• **What this task involves**:
Please find the lines in the entries below that contain the word "index", and copy each one.

--- Source material Enclosed Below ---

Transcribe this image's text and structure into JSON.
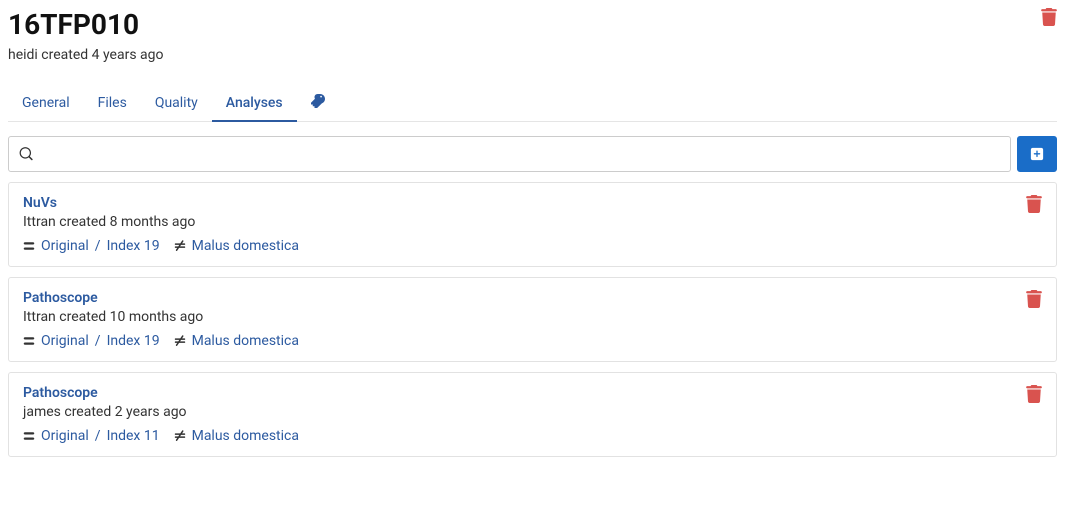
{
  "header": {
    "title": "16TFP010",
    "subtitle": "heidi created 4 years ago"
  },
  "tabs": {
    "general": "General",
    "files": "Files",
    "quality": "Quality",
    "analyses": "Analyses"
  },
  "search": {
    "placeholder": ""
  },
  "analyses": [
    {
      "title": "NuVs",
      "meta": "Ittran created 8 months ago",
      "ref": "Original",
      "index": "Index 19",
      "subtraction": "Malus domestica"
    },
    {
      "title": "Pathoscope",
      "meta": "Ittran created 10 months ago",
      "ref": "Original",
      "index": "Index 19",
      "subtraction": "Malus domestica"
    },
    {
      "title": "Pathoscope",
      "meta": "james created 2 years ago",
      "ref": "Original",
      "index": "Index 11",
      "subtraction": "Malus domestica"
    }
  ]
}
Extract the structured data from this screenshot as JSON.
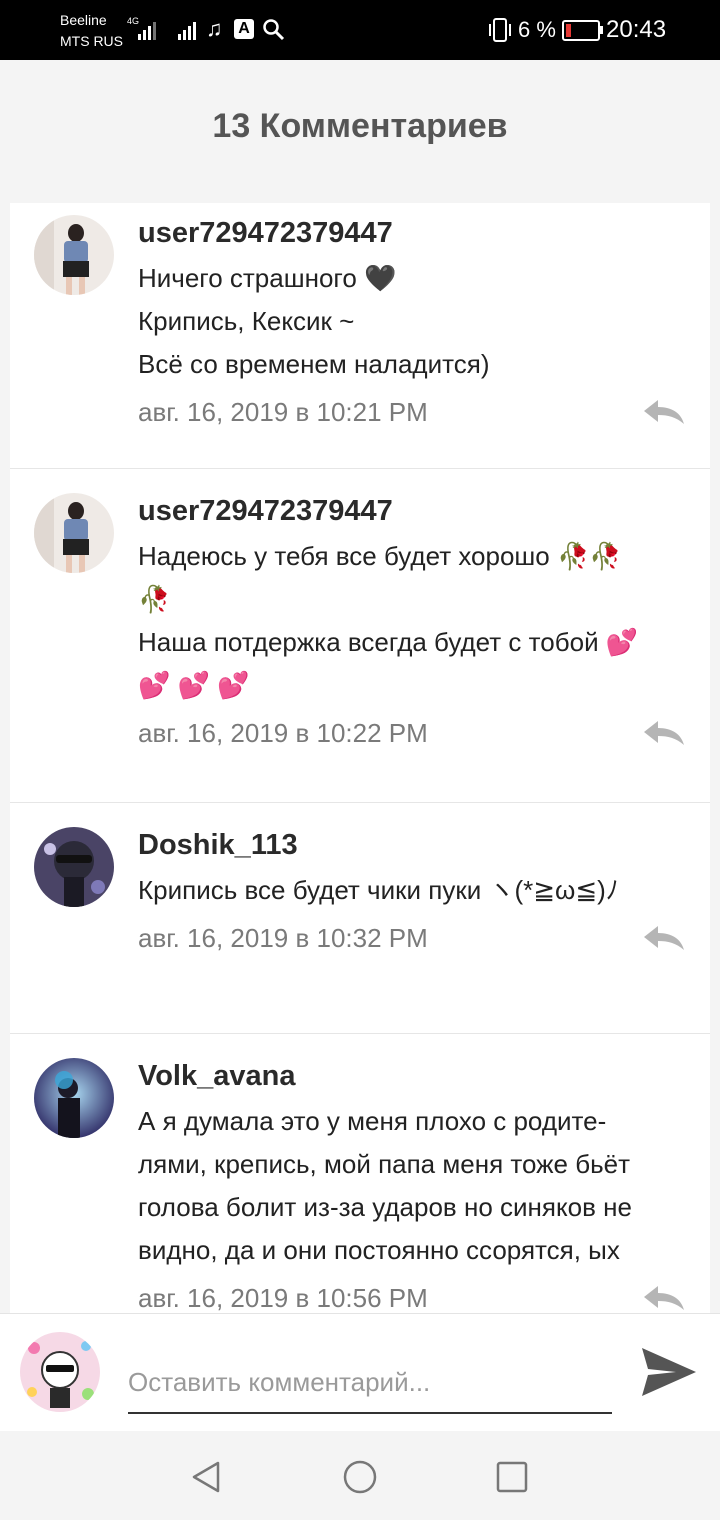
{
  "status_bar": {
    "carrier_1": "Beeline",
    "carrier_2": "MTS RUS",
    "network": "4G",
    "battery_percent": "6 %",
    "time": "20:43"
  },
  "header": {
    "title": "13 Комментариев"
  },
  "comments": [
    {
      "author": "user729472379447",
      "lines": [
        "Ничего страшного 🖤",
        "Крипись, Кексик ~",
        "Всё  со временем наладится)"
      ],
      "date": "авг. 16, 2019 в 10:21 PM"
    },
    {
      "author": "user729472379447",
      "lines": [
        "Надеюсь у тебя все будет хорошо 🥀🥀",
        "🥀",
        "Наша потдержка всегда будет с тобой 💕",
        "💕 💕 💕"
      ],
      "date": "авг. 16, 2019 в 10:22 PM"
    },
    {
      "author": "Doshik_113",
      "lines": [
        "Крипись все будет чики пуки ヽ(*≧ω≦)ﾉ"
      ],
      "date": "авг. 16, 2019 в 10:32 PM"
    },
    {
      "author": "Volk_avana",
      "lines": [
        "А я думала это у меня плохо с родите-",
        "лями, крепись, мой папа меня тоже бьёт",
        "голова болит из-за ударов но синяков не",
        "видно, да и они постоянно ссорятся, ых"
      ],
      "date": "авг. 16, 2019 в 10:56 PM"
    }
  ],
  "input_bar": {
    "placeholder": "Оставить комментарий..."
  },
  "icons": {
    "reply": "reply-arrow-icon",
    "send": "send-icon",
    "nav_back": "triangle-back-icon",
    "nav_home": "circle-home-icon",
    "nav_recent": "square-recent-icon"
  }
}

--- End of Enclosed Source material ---
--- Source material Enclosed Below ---

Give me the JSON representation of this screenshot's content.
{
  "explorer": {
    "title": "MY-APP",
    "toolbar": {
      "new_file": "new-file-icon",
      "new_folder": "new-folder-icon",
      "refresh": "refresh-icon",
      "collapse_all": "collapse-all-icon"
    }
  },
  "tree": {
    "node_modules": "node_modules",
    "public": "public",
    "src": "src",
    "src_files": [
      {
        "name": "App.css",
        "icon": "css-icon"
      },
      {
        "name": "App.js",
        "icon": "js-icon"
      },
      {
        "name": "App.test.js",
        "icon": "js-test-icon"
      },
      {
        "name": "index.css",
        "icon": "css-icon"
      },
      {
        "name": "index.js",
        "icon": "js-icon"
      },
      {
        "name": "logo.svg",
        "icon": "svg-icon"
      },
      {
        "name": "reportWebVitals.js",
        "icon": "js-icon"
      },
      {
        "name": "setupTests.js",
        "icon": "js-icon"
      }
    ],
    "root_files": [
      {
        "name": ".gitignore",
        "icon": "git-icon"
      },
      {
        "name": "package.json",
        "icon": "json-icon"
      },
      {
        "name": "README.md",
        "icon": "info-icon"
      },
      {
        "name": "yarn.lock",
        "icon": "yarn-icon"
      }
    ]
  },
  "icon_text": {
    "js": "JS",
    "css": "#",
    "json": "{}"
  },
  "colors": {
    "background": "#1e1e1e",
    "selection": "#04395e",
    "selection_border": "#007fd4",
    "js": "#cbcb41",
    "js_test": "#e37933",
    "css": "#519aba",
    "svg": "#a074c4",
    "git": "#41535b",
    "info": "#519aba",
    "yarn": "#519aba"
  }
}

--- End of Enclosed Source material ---

• **Written answer**:
      "index": "Index 19",
      "index": "Index 19",
      "index": "Index 11",
        "name": "index.css",
        "name": "index.js",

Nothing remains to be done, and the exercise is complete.